WORK REQUEST:
Give back all of the data exactly as it appears here.

BEGIN DATASET RECORDS

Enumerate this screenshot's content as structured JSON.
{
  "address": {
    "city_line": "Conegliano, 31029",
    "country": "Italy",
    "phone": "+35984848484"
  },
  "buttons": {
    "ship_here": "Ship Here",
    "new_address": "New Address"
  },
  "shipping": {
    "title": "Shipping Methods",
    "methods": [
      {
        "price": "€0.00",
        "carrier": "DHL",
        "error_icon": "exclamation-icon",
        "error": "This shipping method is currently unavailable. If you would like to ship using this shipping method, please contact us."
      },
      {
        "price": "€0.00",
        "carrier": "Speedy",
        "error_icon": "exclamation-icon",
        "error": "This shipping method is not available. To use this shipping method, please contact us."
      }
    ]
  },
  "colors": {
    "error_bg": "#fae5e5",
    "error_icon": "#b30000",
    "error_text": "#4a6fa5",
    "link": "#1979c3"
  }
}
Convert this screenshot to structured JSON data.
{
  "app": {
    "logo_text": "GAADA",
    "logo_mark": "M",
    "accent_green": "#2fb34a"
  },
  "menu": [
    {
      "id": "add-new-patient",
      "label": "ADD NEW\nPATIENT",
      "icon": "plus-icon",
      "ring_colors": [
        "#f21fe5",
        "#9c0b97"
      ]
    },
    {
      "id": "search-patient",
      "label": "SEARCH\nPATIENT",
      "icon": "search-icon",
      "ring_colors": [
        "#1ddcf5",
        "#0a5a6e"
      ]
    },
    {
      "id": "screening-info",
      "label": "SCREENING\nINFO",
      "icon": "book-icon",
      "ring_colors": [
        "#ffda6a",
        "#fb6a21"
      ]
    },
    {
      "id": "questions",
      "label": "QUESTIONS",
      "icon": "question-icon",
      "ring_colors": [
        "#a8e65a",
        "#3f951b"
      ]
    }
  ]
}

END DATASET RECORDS

RESULT OF THIS EXERCISE:
Enumerate this screenshot's content as structured JSON.
{
  "address": {
    "city_line": "Conegliano, 31029",
    "country": "Italy",
    "phone": "+35984848484"
  },
  "buttons": {
    "ship_here": "Ship Here",
    "new_address": "New Address"
  },
  "shipping": {
    "title": "Shipping Methods",
    "methods": [
      {
        "price": "€0.00",
        "carrier": "DHL",
        "error_icon": "exclamation-icon",
        "error": "This shipping method is currently unavailable. If you would like to ship using this shipping method, please contact us."
      },
      {
        "price": "€0.00",
        "carrier": "Speedy",
        "error_icon": "exclamation-icon",
        "error": "This shipping method is not available. To use this shipping method, please contact us."
      }
    ]
  },
  "colors": {
    "error_bg": "#fae5e5",
    "error_icon": "#b30000",
    "error_text": "#4a6fa5",
    "link": "#1979c3"
  }
}
Convert this screenshot to structured JSON data.
{
  "app": {
    "logo_text": "GAADA",
    "logo_mark": "M",
    "accent_green": "#2fb34a"
  },
  "menu": [
    {
      "id": "add-new-patient",
      "label": "ADD NEW\nPATIENT",
      "icon": "plus-icon",
      "ring_colors": [
        "#f21fe5",
        "#9c0b97"
      ]
    },
    {
      "id": "search-patient",
      "label": "SEARCH\nPATIENT",
      "icon": "search-icon",
      "ring_colors": [
        "#1ddcf5",
        "#0a5a6e"
      ]
    },
    {
      "id": "screening-info",
      "label": "SCREENING\nINFO",
      "icon": "book-icon",
      "ring_colors": [
        "#ffda6a",
        "#fb6a21"
      ]
    },
    {
      "id": "questions",
      "label": "QUESTIONS",
      "icon": "question-icon",
      "ring_colors": [
        "#a8e65a",
        "#3f951b"
      ]
    }
  ]
}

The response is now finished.